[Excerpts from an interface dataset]
Segment Open

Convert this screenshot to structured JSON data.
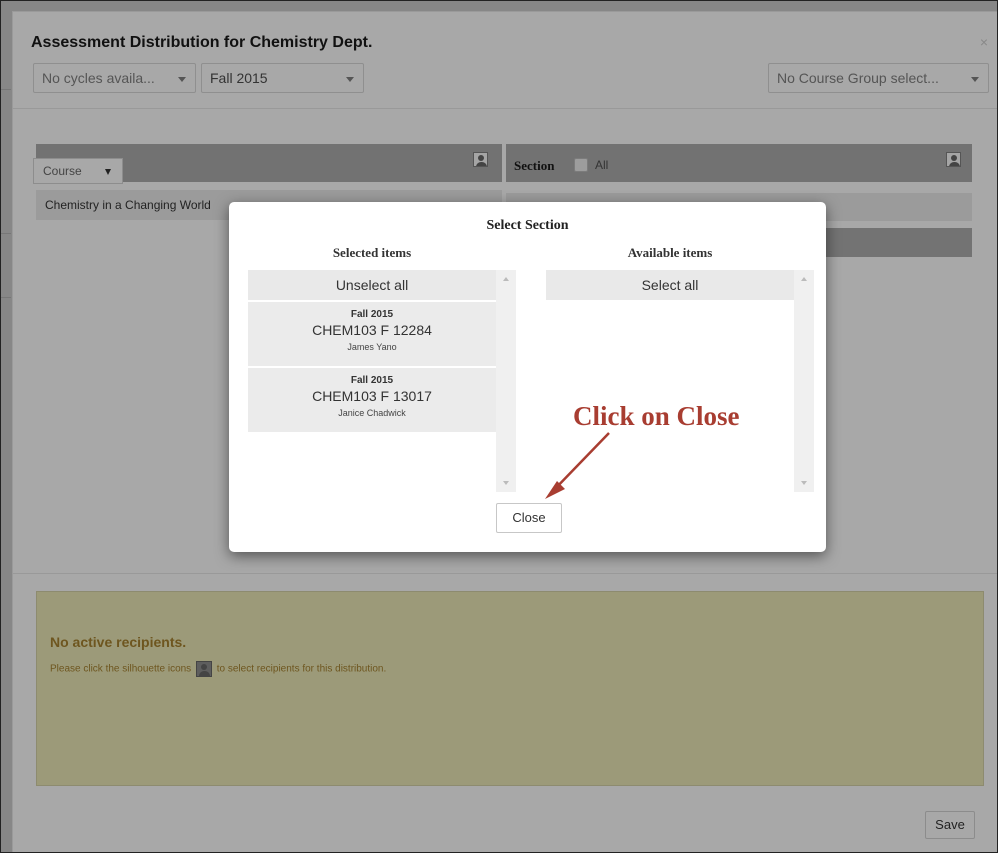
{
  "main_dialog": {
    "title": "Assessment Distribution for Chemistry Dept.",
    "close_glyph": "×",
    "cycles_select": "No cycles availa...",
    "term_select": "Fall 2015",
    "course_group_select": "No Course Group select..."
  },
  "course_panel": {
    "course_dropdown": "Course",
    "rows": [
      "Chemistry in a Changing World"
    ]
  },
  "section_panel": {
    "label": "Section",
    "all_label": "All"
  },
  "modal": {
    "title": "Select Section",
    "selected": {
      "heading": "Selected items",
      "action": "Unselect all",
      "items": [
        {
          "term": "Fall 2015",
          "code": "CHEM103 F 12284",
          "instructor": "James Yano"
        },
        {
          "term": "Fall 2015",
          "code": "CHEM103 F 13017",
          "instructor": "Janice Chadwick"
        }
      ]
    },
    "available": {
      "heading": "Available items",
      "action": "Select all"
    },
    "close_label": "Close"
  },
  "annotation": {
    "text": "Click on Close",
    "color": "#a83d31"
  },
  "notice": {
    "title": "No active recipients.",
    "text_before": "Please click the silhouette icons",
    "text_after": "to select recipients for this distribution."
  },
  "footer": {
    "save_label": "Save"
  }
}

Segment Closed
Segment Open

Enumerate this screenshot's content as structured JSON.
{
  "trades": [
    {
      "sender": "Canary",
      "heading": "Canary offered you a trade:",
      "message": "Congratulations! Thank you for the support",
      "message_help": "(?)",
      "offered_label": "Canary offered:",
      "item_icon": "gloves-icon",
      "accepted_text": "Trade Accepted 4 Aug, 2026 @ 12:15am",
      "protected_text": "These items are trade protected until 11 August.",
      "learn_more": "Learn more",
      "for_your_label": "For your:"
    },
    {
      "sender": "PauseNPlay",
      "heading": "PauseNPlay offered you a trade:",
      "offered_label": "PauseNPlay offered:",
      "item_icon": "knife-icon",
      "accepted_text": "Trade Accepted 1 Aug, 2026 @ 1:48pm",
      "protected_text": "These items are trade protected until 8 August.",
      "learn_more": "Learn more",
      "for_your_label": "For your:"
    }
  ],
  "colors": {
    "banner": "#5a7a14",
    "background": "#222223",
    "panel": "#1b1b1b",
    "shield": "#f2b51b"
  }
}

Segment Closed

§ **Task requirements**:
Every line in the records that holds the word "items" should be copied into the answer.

§ **Answer for the task**:
      "heading": "Selected items",
      "items": [
      "heading": "Available items",
      "protected_text": "These items are trade protected until 11 August.",
      "protected_text": "These items are trade protected until 8 August.",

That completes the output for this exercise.